[[ DATA EXCERPTS open ]]

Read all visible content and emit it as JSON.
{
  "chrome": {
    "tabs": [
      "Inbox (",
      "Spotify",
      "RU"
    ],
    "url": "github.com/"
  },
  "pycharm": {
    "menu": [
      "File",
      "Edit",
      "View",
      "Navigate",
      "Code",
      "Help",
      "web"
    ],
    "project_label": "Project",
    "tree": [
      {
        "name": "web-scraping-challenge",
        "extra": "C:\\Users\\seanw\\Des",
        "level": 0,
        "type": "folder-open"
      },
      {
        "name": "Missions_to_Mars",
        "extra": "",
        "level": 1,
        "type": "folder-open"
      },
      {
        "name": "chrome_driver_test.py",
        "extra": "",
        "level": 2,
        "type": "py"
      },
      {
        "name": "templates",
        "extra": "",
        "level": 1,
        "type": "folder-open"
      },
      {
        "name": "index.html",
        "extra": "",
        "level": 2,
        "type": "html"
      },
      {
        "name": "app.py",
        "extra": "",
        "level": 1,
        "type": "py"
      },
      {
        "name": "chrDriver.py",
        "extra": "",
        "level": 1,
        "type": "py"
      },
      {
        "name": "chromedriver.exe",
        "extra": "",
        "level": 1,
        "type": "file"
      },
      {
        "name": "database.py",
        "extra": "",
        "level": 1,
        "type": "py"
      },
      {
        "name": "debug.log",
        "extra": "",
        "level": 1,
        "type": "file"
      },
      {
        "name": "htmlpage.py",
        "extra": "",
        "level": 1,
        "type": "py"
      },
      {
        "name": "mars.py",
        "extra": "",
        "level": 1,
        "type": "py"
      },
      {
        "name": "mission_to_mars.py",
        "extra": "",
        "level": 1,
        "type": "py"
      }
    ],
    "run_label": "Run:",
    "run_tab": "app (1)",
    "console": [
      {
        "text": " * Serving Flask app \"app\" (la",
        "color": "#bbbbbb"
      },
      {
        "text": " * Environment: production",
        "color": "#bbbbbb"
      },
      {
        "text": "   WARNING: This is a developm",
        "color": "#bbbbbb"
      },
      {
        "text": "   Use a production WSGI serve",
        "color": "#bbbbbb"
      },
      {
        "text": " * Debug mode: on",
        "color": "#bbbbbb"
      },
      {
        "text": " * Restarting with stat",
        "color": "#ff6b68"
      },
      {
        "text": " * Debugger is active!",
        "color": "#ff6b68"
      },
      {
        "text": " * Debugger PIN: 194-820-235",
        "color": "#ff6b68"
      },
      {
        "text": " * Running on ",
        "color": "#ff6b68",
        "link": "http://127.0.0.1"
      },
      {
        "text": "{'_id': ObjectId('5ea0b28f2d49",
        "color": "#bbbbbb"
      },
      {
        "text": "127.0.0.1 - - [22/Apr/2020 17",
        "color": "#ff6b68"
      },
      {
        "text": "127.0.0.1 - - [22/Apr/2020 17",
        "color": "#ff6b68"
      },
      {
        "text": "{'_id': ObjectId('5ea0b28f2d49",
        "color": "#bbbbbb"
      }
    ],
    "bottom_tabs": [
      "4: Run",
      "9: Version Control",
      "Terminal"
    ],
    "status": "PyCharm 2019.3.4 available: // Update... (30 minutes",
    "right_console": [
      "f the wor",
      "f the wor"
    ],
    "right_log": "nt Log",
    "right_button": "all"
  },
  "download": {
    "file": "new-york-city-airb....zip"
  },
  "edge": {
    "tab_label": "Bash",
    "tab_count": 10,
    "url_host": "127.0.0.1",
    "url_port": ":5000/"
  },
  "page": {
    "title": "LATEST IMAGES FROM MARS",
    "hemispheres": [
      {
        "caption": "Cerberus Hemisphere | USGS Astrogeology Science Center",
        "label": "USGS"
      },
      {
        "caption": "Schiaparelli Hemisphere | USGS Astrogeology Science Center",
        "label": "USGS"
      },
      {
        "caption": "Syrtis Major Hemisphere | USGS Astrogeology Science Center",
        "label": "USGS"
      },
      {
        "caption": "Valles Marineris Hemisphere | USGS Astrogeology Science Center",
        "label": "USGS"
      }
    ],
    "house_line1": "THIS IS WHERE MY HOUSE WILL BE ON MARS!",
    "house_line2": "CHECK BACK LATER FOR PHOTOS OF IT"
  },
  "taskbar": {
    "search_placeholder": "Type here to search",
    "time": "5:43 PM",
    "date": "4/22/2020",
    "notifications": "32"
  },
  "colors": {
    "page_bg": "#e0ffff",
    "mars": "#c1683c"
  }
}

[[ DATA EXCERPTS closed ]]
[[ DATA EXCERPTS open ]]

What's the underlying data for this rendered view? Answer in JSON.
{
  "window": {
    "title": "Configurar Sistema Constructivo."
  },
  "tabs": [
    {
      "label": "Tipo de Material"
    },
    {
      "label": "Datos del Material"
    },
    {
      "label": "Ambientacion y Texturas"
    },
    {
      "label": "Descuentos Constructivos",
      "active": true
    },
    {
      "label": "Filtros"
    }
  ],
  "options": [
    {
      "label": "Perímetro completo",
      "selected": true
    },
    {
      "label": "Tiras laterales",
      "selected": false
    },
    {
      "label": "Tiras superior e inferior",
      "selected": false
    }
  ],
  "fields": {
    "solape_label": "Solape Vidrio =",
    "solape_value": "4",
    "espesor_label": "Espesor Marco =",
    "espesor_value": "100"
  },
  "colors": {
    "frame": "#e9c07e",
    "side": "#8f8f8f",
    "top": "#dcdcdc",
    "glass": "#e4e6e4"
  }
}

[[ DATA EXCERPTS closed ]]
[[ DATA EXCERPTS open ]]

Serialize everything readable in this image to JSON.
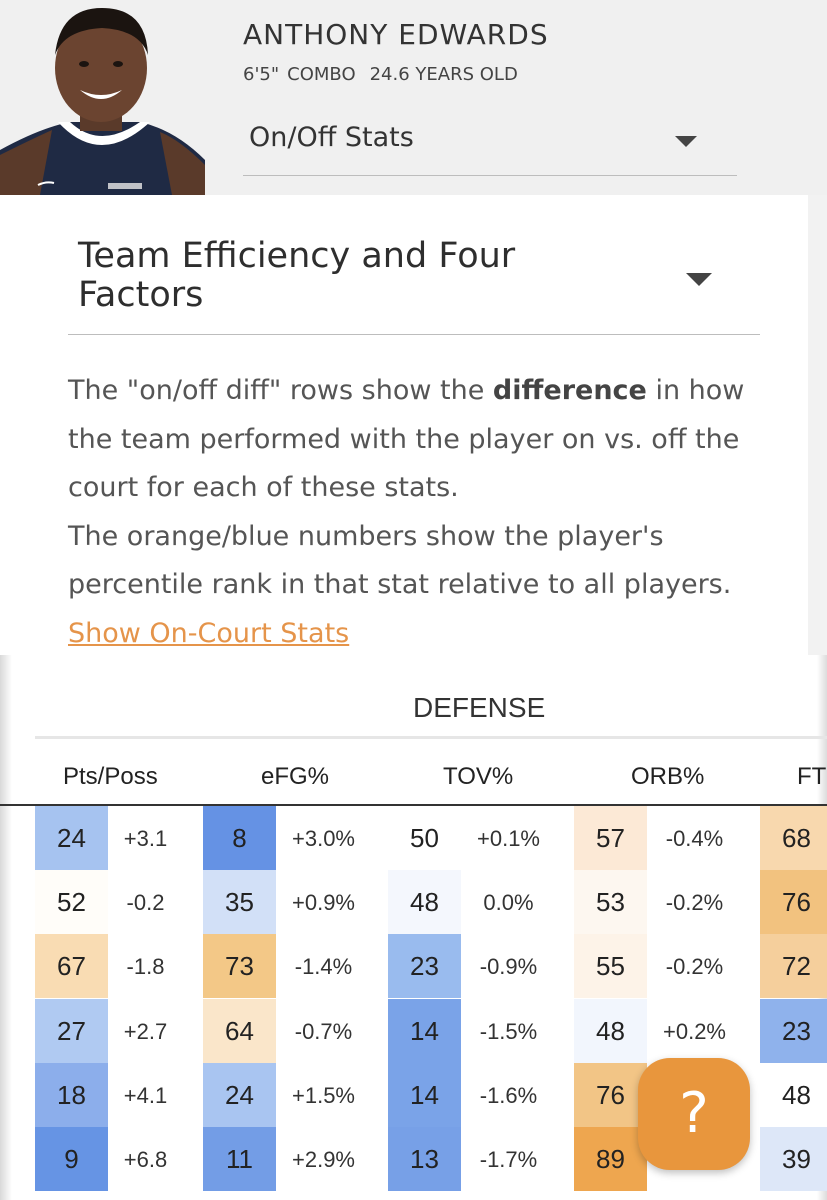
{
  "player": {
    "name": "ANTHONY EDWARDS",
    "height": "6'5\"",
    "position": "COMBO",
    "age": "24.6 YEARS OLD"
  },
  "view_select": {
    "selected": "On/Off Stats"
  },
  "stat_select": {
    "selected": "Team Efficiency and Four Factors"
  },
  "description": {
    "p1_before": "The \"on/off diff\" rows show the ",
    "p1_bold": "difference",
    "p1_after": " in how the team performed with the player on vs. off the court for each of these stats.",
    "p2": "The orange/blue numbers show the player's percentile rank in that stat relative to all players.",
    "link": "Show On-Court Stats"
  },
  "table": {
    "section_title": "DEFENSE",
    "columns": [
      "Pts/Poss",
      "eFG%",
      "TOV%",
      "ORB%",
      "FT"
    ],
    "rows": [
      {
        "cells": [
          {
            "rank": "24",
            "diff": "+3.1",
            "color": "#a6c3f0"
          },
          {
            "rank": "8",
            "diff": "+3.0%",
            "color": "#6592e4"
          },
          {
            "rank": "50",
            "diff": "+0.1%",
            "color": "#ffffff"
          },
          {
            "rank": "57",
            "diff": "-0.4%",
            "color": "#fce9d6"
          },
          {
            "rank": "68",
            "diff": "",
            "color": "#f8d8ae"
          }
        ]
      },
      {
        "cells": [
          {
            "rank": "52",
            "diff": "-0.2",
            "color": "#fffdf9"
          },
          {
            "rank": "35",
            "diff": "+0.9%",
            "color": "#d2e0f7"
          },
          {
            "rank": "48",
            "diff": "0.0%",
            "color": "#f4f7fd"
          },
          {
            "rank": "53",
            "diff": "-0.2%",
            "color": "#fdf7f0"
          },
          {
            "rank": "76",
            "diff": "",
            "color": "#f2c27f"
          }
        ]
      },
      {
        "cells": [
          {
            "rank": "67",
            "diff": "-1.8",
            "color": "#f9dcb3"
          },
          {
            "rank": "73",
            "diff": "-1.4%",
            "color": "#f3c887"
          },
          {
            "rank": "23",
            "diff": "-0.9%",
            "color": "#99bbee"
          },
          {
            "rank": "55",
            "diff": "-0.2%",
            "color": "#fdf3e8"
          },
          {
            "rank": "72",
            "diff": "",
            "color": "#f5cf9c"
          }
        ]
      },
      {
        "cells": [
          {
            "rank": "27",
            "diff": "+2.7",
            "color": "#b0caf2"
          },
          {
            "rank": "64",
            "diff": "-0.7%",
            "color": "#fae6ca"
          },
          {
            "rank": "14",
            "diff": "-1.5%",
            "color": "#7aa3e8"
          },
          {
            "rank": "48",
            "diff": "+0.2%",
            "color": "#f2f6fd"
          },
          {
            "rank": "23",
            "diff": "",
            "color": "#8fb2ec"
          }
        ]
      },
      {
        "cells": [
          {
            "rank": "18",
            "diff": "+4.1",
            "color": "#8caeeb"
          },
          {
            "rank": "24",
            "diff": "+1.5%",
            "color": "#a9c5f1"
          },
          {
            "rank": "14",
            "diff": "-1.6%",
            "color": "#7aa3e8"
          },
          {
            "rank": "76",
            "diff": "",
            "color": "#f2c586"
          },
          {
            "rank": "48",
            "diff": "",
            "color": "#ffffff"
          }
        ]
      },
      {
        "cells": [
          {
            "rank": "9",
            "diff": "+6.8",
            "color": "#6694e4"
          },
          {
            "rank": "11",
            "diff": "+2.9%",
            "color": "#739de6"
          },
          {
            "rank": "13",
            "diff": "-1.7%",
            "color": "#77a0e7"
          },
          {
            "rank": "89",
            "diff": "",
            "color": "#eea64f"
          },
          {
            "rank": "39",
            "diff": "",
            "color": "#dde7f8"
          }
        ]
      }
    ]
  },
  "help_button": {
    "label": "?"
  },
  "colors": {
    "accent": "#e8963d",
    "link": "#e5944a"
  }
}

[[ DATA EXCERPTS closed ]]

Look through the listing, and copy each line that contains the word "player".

  "player": {
    "p1_after": " in how the team performed with the player on vs. off the court for each of these stats.",
    "p2": "The orange/blue numbers show the player's percentile rank in that stat relative to all players.",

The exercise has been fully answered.